## EXERCISE DETAILS
Output the data verbatim, minus the images.

Entries from a dataset of interfaces:

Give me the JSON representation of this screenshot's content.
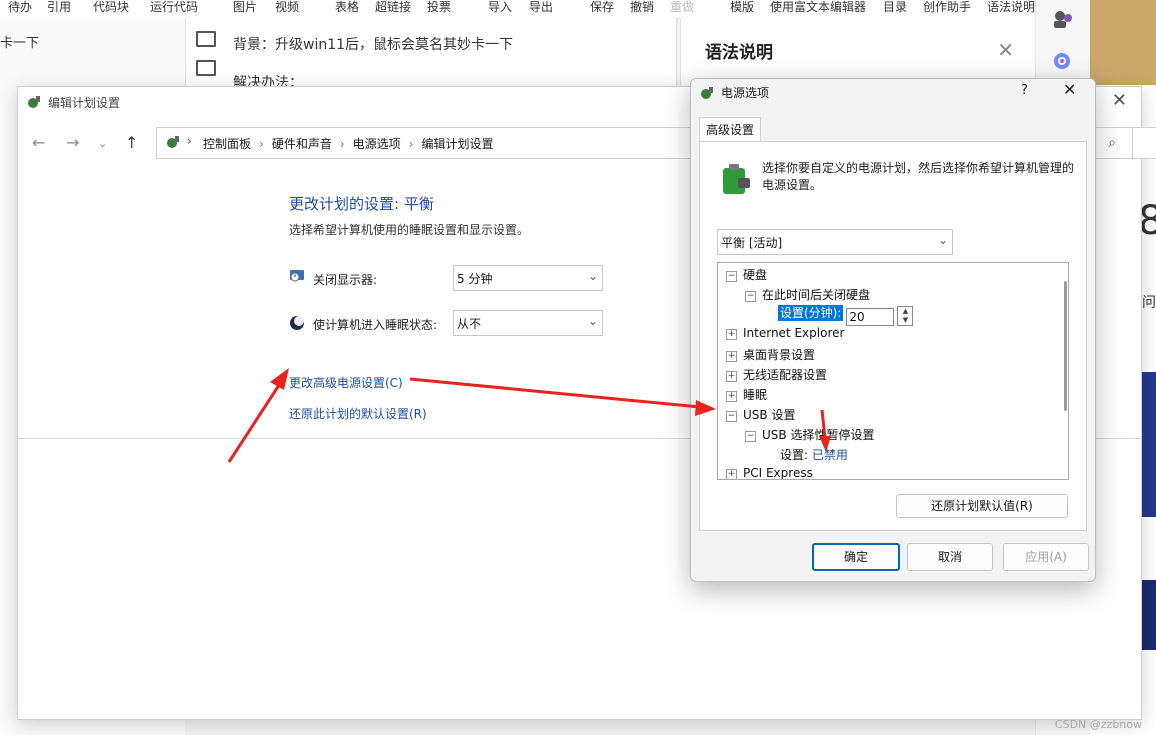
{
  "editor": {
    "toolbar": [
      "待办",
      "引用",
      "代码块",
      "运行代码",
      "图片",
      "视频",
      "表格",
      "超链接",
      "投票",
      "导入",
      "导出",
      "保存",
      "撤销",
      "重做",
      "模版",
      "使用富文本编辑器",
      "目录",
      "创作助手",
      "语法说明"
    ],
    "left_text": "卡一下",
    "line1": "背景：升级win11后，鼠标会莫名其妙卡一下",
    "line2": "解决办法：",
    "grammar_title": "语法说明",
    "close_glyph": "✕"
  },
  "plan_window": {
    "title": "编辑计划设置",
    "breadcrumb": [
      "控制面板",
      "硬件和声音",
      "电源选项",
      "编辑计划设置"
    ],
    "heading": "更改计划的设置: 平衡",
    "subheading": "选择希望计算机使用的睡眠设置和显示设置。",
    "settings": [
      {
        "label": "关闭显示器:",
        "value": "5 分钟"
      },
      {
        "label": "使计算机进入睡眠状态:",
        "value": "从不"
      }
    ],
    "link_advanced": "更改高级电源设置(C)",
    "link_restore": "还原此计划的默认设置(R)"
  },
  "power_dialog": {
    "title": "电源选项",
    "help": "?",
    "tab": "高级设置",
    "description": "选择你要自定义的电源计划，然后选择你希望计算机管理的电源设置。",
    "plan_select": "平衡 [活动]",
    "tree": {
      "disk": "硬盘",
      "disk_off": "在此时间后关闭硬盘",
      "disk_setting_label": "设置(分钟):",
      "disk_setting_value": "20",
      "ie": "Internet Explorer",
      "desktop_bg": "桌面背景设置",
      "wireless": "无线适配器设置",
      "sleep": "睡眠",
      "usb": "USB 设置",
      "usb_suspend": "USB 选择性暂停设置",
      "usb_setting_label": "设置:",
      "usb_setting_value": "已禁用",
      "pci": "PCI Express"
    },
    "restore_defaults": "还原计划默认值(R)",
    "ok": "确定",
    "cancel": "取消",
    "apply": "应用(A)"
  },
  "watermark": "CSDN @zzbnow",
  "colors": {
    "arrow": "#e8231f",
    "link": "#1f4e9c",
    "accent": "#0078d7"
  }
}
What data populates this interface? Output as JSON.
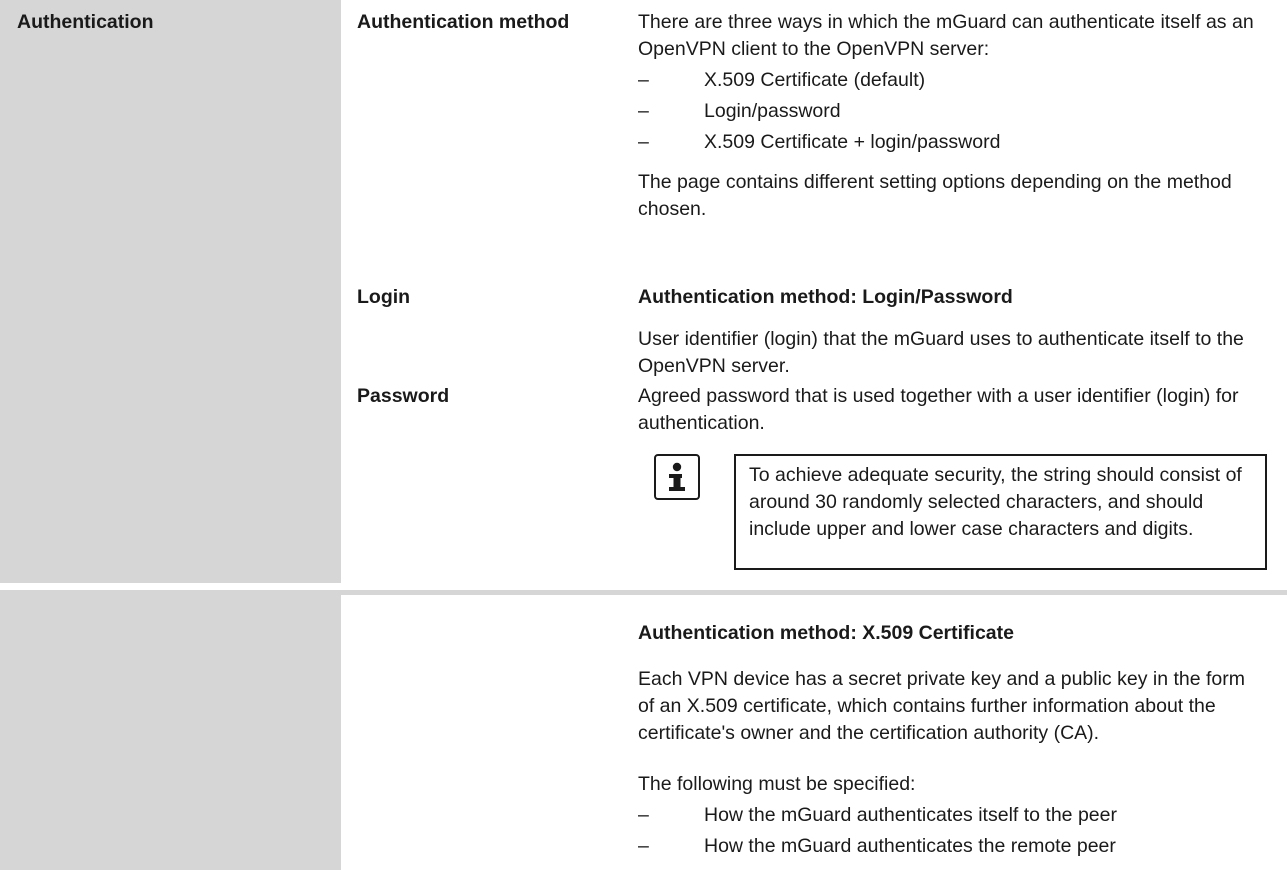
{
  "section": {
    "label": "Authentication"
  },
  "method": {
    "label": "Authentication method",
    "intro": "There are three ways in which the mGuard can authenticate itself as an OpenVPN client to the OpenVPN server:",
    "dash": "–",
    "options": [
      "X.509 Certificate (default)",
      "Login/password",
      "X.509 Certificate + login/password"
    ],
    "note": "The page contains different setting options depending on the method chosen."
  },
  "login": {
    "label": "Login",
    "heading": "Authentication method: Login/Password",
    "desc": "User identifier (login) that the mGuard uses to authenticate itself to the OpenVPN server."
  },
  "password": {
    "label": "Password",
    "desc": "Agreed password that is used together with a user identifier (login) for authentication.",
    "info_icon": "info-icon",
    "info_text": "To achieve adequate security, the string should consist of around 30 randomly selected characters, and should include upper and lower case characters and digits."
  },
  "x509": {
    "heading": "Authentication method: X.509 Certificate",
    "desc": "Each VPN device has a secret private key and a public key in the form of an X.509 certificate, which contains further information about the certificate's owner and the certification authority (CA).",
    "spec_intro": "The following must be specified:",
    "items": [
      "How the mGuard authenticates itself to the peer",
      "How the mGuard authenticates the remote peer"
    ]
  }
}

## SOLUTION TO THE PROBLEM
Give me the JSON representation of this screenshot's content.
{
  "editor": {
    "toolbar": [
      "待办",
      "引用",
      "代码块",
      "运行代码",
      "图片",
      "视频",
      "表格",
      "超链接",
      "投票",
      "导入",
      "导出",
      "保存",
      "撤销",
      "重做",
      "模版",
      "使用富文本编辑器",
      "目录",
      "创作助手",
      "语法说明"
    ],
    "left_text": "卡一下",
    "line1": "背景：升级win11后，鼠标会莫名其妙卡一下",
    "line2": "解决办法：",
    "grammar_title": "语法说明",
    "close_glyph": "✕"
  },
  "plan_window": {
    "title": "编辑计划设置",
    "breadcrumb": [
      "控制面板",
      "硬件和声音",
      "电源选项",
      "编辑计划设置"
    ],
    "heading": "更改计划的设置: 平衡",
    "subheading": "选择希望计算机使用的睡眠设置和显示设置。",
    "settings": [
      {
        "label": "关闭显示器:",
        "value": "5 分钟"
      },
      {
        "label": "使计算机进入睡眠状态:",
        "value": "从不"
      }
    ],
    "link_advanced": "更改高级电源设置(C)",
    "link_restore": "还原此计划的默认设置(R)"
  },
  "power_dialog": {
    "title": "电源选项",
    "help": "?",
    "tab": "高级设置",
    "description": "选择你要自定义的电源计划，然后选择你希望计算机管理的电源设置。",
    "plan_select": "平衡 [活动]",
    "tree": {
      "disk": "硬盘",
      "disk_off": "在此时间后关闭硬盘",
      "disk_setting_label": "设置(分钟):",
      "disk_setting_value": "20",
      "ie": "Internet Explorer",
      "desktop_bg": "桌面背景设置",
      "wireless": "无线适配器设置",
      "sleep": "睡眠",
      "usb": "USB 设置",
      "usb_suspend": "USB 选择性暂停设置",
      "usb_setting_label": "设置:",
      "usb_setting_value": "已禁用",
      "pci": "PCI Express"
    },
    "restore_defaults": "还原计划默认值(R)",
    "ok": "确定",
    "cancel": "取消",
    "apply": "应用(A)"
  },
  "watermark": "CSDN @zzbnow",
  "colors": {
    "arrow": "#e8231f",
    "link": "#1f4e9c",
    "accent": "#0078d7"
  }
}
What data populates this interface? Output as JSON.
{
  "section": {
    "label": "Authentication"
  },
  "method": {
    "label": "Authentication method",
    "intro": "There are three ways in which the mGuard can authenticate itself as an OpenVPN client to the OpenVPN server:",
    "dash": "–",
    "options": [
      "X.509 Certificate (default)",
      "Login/password",
      "X.509 Certificate + login/password"
    ],
    "note": "The page contains different setting options depending on the method chosen."
  },
  "login": {
    "label": "Login",
    "heading": "Authentication method: Login/Password",
    "desc": "User identifier (login) that the mGuard uses to authenticate itself to the OpenVPN server."
  },
  "password": {
    "label": "Password",
    "desc": "Agreed password that is used together with a user identifier (login) for authentication.",
    "info_icon": "info-icon",
    "info_text": "To achieve adequate security, the string should consist of around 30 randomly selected characters, and should include upper and lower case characters and digits."
  },
  "x509": {
    "heading": "Authentication method: X.509 Certificate",
    "desc": "Each VPN device has a secret private key and a public key in the form of an X.509 certificate, which contains further information about the certificate's owner and the certification authority (CA).",
    "spec_intro": "The following must be specified:",
    "items": [
      "How the mGuard authenticates itself to the peer",
      "How the mGuard authenticates the remote peer"
    ]
  }
}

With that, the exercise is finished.